Learning English - Words in the News
18 August, 2006 - Published 12:42 GMT
Chile copper strike
The managers of the world's largest copper mine, Escondida in Chile, say they have suspended operations and broken off talks with unions in a dispute over pay. This report from Economics Correspondent Andrew Walker.
Escondida, which is majority owned by the international mining giant BHP Biliton, had said it was producing half its normal output during the strike. Now, after nearly two weeks, all production at the mine is stopping.
There remains a wide gulf between what the company is offering - a three per cent pay rise - and what workers want - ten per cent, down from their original demand of thirteen per cent.
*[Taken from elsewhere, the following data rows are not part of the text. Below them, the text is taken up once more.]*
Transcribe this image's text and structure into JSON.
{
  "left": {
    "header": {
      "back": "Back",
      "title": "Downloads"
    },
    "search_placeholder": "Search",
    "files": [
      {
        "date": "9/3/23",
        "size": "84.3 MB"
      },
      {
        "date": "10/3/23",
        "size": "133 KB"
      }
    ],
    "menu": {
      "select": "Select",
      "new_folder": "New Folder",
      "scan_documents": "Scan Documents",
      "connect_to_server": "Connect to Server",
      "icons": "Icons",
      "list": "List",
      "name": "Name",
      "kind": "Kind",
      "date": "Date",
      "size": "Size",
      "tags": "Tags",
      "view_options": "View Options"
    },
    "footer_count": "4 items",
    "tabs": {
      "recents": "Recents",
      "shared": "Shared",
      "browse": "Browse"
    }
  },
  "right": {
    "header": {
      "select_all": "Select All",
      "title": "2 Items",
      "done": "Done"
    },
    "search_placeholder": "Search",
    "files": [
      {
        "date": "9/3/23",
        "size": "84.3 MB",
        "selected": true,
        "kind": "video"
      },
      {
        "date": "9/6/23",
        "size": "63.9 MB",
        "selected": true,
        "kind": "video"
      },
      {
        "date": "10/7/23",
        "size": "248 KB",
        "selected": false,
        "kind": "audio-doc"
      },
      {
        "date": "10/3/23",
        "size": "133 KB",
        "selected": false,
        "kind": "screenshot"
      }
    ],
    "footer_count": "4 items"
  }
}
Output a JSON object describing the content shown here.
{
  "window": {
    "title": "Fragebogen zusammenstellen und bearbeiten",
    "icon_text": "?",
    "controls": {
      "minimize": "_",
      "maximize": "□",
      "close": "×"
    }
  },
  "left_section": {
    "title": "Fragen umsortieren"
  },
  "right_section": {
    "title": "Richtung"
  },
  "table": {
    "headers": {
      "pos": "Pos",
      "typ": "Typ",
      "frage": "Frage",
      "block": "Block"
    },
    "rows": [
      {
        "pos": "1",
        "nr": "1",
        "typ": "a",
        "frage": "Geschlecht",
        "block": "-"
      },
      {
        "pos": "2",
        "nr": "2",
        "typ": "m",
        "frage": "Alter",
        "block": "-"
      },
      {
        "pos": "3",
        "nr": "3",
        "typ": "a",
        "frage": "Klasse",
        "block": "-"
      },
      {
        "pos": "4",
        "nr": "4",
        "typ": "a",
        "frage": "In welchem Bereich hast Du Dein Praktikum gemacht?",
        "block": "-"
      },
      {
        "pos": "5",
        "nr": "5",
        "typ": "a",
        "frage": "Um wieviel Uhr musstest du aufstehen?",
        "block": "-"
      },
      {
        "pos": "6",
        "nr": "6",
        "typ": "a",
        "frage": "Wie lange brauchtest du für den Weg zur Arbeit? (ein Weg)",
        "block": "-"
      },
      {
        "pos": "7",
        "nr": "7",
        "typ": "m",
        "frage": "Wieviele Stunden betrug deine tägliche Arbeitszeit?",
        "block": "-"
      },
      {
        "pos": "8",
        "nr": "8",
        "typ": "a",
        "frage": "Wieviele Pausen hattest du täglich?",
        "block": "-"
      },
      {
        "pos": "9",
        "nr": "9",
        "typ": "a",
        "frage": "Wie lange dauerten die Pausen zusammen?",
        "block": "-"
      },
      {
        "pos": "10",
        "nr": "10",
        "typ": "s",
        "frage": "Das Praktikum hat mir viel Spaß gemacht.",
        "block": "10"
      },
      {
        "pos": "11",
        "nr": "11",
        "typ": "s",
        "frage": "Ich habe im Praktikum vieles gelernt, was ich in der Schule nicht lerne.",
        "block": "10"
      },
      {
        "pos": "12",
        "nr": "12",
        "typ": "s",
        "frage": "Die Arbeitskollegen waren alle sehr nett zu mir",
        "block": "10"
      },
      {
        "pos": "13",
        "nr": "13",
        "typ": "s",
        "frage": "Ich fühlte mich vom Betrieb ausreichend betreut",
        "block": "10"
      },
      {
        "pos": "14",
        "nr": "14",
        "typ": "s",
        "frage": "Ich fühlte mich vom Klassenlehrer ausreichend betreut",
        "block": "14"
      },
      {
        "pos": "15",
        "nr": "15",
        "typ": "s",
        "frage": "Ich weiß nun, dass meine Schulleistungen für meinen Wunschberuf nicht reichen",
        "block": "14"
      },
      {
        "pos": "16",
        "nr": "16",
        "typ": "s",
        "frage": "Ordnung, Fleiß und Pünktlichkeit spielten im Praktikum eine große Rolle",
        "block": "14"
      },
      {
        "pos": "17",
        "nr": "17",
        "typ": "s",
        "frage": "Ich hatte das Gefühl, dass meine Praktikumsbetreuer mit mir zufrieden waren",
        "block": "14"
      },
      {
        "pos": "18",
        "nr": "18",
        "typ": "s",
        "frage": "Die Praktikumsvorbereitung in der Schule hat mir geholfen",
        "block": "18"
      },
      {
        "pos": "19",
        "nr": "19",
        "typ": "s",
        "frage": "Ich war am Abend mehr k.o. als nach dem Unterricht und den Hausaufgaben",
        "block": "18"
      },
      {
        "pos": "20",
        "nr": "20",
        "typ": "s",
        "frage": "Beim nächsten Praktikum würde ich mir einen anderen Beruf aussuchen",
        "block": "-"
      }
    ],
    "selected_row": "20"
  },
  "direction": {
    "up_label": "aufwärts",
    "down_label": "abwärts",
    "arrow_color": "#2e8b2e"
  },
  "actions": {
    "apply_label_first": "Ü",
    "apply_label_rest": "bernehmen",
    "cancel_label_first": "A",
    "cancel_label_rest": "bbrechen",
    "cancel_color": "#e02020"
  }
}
They also want a thirty thousand dollar bonus, to share in the windfall the company has enjoyed from current high copper prices; managers have offered a little over half that.
The mine accounts for about eight per cent of global copper production. The dispute has already had some effect on copper prices and there was a further rise in early trading in the London Metal Exchange following news that production is stopping at Escondida.
Copper prices have risen strongly in the last few years, due to strong demand, driven in part by China's rapid economic growth. The metal is used extensively in the construction industry, for electrical wiring and copper pipes are used for plumbing.
Andrew Walker, BBC
broken off talks
a wide gulf
share in the windfall